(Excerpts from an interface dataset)
*****

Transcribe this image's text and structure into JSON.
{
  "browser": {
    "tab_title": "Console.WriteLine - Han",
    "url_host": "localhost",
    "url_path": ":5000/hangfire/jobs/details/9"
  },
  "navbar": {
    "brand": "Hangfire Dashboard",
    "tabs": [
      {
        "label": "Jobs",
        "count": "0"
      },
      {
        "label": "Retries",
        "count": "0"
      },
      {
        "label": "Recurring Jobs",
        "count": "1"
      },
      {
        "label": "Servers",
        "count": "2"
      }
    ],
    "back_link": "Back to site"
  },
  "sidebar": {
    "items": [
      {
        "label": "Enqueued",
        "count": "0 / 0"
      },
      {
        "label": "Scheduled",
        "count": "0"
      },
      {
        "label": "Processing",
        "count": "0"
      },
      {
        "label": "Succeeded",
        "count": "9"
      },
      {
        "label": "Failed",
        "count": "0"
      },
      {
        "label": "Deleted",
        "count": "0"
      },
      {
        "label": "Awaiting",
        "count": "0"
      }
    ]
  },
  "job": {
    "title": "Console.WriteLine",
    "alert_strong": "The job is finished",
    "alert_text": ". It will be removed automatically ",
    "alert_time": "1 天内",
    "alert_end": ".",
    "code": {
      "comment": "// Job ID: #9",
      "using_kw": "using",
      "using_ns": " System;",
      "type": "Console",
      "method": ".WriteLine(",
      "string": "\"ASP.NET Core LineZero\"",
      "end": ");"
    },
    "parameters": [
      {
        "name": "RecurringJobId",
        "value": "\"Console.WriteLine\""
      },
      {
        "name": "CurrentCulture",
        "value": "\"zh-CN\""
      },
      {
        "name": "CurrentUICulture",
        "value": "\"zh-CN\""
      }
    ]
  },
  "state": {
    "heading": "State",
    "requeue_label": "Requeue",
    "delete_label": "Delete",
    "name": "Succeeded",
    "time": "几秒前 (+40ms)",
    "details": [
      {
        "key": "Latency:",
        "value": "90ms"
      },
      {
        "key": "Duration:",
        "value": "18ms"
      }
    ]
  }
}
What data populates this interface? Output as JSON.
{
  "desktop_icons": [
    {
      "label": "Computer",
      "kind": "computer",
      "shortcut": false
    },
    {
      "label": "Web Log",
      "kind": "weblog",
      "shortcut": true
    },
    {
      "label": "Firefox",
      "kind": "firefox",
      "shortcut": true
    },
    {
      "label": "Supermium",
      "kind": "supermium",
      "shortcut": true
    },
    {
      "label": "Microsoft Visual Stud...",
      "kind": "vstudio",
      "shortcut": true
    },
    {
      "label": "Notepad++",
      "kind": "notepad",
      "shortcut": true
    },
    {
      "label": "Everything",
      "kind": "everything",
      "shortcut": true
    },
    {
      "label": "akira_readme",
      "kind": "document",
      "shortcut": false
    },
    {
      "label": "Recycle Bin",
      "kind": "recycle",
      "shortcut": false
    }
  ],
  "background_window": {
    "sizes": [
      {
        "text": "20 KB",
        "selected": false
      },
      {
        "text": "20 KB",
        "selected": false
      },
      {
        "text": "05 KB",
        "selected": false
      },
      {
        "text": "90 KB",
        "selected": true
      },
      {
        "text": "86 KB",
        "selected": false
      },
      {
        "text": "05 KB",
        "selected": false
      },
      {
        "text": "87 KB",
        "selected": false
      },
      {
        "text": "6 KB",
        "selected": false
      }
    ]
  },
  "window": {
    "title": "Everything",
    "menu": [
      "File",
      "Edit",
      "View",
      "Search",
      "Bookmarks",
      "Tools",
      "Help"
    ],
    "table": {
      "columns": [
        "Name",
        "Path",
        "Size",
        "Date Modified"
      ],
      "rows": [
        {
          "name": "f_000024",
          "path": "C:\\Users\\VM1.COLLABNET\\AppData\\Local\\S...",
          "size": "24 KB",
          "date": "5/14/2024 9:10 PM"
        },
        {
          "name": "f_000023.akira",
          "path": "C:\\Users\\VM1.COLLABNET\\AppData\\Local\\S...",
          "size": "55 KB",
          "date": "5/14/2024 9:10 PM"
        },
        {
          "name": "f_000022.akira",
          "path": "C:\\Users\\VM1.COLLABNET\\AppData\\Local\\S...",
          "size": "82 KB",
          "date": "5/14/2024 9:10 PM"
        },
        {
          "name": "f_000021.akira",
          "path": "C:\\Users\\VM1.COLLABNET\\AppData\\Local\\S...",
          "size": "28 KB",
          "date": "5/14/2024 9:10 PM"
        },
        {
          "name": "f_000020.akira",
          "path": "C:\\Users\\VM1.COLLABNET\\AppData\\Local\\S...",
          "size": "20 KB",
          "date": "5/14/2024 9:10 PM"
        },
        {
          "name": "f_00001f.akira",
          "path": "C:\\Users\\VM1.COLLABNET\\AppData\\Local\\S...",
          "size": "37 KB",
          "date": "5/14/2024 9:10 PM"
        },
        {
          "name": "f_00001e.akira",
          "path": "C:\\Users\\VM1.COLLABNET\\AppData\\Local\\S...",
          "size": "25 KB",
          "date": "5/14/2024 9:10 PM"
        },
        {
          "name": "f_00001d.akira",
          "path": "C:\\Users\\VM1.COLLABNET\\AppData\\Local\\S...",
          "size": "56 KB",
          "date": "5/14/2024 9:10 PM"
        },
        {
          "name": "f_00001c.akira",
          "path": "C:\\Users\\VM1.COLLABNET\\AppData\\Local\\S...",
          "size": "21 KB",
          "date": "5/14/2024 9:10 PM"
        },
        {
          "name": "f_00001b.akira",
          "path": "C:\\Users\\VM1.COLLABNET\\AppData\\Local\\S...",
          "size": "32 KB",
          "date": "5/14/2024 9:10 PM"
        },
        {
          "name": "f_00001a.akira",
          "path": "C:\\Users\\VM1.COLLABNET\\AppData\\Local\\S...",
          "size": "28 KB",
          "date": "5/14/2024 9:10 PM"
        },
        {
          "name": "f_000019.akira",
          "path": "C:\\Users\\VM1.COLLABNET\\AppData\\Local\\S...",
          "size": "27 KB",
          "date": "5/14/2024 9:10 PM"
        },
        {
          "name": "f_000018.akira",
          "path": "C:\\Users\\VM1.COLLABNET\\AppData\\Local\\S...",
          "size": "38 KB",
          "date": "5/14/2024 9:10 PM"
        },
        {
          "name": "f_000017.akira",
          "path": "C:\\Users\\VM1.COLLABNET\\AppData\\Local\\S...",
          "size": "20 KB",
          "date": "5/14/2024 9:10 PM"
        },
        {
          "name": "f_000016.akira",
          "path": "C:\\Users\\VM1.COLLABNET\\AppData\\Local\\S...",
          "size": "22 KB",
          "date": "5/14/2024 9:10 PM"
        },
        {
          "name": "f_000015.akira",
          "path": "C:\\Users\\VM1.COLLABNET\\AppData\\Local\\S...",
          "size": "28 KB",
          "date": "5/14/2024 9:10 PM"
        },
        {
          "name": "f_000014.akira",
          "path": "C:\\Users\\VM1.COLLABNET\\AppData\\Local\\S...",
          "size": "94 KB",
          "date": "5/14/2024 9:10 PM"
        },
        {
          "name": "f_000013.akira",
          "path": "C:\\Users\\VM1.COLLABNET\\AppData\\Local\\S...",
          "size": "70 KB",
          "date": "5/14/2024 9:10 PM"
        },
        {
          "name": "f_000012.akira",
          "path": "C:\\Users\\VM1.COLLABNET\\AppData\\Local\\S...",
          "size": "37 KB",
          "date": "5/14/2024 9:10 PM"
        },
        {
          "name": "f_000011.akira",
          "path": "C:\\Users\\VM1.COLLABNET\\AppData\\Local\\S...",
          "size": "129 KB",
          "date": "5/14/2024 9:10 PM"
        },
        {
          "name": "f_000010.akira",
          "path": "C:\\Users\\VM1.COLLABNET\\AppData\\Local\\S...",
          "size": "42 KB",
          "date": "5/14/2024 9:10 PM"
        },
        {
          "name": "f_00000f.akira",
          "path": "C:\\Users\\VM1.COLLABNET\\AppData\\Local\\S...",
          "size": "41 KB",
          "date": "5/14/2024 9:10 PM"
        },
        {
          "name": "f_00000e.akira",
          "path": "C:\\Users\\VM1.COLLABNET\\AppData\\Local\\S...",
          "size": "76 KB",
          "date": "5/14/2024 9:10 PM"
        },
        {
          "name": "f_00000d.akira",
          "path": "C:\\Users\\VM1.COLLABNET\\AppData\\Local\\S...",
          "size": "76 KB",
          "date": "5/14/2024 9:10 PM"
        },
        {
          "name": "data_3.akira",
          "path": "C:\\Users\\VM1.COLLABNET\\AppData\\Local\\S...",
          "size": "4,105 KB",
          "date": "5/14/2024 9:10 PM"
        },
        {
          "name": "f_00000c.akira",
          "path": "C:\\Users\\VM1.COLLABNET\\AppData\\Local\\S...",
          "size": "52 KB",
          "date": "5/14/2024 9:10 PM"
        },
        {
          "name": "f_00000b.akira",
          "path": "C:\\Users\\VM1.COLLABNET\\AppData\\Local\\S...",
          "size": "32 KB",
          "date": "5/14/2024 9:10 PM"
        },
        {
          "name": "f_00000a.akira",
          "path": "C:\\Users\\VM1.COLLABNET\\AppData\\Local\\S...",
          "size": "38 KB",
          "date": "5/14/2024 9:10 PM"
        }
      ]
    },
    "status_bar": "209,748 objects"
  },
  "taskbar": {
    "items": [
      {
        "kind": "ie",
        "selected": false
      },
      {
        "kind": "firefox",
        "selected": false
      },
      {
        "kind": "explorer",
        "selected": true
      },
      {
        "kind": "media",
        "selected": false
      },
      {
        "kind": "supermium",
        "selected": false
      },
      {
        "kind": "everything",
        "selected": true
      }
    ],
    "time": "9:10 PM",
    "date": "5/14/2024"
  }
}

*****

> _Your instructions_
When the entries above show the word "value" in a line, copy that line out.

> _Task output_
        "value": "\"Console.WriteLine\""
        "value": "\"zh-CN\""
        "value": "\"zh-CN\""
        "value": "90ms"
        "value": "18ms"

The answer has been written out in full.